Required work:
Return the data below, unchanged.

Data provided:

[Start of section]

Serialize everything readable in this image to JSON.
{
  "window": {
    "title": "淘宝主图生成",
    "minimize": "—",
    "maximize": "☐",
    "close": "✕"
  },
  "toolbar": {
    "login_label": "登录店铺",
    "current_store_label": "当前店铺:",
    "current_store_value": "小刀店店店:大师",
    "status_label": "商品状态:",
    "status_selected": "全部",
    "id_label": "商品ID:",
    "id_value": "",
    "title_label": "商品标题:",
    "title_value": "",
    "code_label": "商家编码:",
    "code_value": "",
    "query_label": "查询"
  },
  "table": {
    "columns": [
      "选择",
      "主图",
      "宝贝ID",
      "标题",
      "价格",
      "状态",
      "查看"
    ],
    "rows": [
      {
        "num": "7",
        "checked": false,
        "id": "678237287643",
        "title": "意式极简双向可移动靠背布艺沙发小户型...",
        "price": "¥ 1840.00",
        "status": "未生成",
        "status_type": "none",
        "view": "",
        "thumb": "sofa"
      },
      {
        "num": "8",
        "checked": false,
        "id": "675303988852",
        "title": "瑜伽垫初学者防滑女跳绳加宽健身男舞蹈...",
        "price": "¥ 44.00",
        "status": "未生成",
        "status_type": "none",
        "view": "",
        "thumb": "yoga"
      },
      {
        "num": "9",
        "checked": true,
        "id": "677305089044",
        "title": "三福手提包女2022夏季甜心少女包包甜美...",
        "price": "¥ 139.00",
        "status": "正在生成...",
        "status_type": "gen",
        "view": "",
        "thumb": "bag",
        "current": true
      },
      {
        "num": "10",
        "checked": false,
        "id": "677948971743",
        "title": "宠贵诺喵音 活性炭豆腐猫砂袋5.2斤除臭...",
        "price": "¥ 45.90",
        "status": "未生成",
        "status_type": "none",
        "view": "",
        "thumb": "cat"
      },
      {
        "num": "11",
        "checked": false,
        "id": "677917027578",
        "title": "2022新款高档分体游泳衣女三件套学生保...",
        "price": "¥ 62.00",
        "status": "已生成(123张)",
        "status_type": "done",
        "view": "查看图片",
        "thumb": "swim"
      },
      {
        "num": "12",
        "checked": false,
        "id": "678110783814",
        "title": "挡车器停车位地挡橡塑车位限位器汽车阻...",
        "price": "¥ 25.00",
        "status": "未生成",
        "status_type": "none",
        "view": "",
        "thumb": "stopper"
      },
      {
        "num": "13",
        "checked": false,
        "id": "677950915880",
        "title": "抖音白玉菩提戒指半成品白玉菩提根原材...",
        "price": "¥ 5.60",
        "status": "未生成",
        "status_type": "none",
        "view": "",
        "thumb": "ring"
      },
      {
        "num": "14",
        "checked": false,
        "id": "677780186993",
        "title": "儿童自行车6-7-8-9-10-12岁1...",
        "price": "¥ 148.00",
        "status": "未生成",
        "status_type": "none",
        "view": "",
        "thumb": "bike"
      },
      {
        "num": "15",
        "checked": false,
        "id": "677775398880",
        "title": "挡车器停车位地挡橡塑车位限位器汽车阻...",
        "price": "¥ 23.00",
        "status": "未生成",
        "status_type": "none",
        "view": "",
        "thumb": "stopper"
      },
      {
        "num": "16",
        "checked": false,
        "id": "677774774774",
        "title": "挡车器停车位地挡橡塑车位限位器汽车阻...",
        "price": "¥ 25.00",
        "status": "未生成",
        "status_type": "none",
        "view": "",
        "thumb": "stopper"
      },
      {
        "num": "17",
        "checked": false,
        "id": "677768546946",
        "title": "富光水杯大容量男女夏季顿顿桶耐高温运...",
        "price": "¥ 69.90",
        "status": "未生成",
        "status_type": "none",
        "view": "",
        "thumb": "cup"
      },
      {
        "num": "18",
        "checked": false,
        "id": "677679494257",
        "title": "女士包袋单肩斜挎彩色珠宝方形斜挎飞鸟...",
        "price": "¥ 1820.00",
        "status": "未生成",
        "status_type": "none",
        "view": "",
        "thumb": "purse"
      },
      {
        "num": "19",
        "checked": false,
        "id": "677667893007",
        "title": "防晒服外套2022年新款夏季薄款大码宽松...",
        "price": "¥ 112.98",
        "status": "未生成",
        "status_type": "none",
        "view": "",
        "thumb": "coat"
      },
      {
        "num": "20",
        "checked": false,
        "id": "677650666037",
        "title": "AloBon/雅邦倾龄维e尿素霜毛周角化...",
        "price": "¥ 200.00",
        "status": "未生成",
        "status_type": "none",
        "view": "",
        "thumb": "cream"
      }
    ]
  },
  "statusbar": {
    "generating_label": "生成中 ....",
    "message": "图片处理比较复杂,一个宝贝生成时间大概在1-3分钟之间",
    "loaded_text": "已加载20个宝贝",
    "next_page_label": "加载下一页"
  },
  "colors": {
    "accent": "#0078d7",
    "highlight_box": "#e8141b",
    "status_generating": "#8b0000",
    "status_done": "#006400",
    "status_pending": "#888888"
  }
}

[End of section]

Result for this exercise:
Serialize everything readable in this image to JSON.
{
  "window": {
    "title": "淘宝主图生成",
    "minimize": "—",
    "maximize": "☐",
    "close": "✕"
  },
  "toolbar": {
    "login_label": "登录店铺",
    "current_store_label": "当前店铺:",
    "current_store_value": "小刀店店店:大师",
    "status_label": "商品状态:",
    "status_selected": "全部",
    "id_label": "商品ID:",
    "id_value": "",
    "title_label": "商品标题:",
    "title_value": "",
    "code_label": "商家编码:",
    "code_value": "",
    "query_label": "查询"
  },
  "table": {
    "columns": [
      "选择",
      "主图",
      "宝贝ID",
      "标题",
      "价格",
      "状态",
      "查看"
    ],
    "rows": [
      {
        "num": "7",
        "checked": false,
        "id": "678237287643",
        "title": "意式极简双向可移动靠背布艺沙发小户型...",
        "price": "¥ 1840.00",
        "status": "未生成",
        "status_type": "none",
        "view": "",
        "thumb": "sofa"
      },
      {
        "num": "8",
        "checked": false,
        "id": "675303988852",
        "title": "瑜伽垫初学者防滑女跳绳加宽健身男舞蹈...",
        "price": "¥ 44.00",
        "status": "未生成",
        "status_type": "none",
        "view": "",
        "thumb": "yoga"
      },
      {
        "num": "9",
        "checked": true,
        "id": "677305089044",
        "title": "三福手提包女2022夏季甜心少女包包甜美...",
        "price": "¥ 139.00",
        "status": "正在生成...",
        "status_type": "gen",
        "view": "",
        "thumb": "bag",
        "current": true
      },
      {
        "num": "10",
        "checked": false,
        "id": "677948971743",
        "title": "宠贵诺喵音 活性炭豆腐猫砂袋5.2斤除臭...",
        "price": "¥ 45.90",
        "status": "未生成",
        "status_type": "none",
        "view": "",
        "thumb": "cat"
      },
      {
        "num": "11",
        "checked": false,
        "id": "677917027578",
        "title": "2022新款高档分体游泳衣女三件套学生保...",
        "price": "¥ 62.00",
        "status": "已生成(123张)",
        "status_type": "done",
        "view": "查看图片",
        "thumb": "swim"
      },
      {
        "num": "12",
        "checked": false,
        "id": "678110783814",
        "title": "挡车器停车位地挡橡塑车位限位器汽车阻...",
        "price": "¥ 25.00",
        "status": "未生成",
        "status_type": "none",
        "view": "",
        "thumb": "stopper"
      },
      {
        "num": "13",
        "checked": false,
        "id": "677950915880",
        "title": "抖音白玉菩提戒指半成品白玉菩提根原材...",
        "price": "¥ 5.60",
        "status": "未生成",
        "status_type": "none",
        "view": "",
        "thumb": "ring"
      },
      {
        "num": "14",
        "checked": false,
        "id": "677780186993",
        "title": "儿童自行车6-7-8-9-10-12岁1...",
        "price": "¥ 148.00",
        "status": "未生成",
        "status_type": "none",
        "view": "",
        "thumb": "bike"
      },
      {
        "num": "15",
        "checked": false,
        "id": "677775398880",
        "title": "挡车器停车位地挡橡塑车位限位器汽车阻...",
        "price": "¥ 23.00",
        "status": "未生成",
        "status_type": "none",
        "view": "",
        "thumb": "stopper"
      },
      {
        "num": "16",
        "checked": false,
        "id": "677774774774",
        "title": "挡车器停车位地挡橡塑车位限位器汽车阻...",
        "price": "¥ 25.00",
        "status": "未生成",
        "status_type": "none",
        "view": "",
        "thumb": "stopper"
      },
      {
        "num": "17",
        "checked": false,
        "id": "677768546946",
        "title": "富光水杯大容量男女夏季顿顿桶耐高温运...",
        "price": "¥ 69.90",
        "status": "未生成",
        "status_type": "none",
        "view": "",
        "thumb": "cup"
      },
      {
        "num": "18",
        "checked": false,
        "id": "677679494257",
        "title": "女士包袋单肩斜挎彩色珠宝方形斜挎飞鸟...",
        "price": "¥ 1820.00",
        "status": "未生成",
        "status_type": "none",
        "view": "",
        "thumb": "purse"
      },
      {
        "num": "19",
        "checked": false,
        "id": "677667893007",
        "title": "防晒服外套2022年新款夏季薄款大码宽松...",
        "price": "¥ 112.98",
        "status": "未生成",
        "status_type": "none",
        "view": "",
        "thumb": "coat"
      },
      {
        "num": "20",
        "checked": false,
        "id": "677650666037",
        "title": "AloBon/雅邦倾龄维e尿素霜毛周角化...",
        "price": "¥ 200.00",
        "status": "未生成",
        "status_type": "none",
        "view": "",
        "thumb": "cream"
      }
    ]
  },
  "statusbar": {
    "generating_label": "生成中 ....",
    "message": "图片处理比较复杂,一个宝贝生成时间大概在1-3分钟之间",
    "loaded_text": "已加载20个宝贝",
    "next_page_label": "加载下一页"
  },
  "colors": {
    "accent": "#0078d7",
    "highlight_box": "#e8141b",
    "status_generating": "#8b0000",
    "status_done": "#006400",
    "status_pending": "#888888"
  }
}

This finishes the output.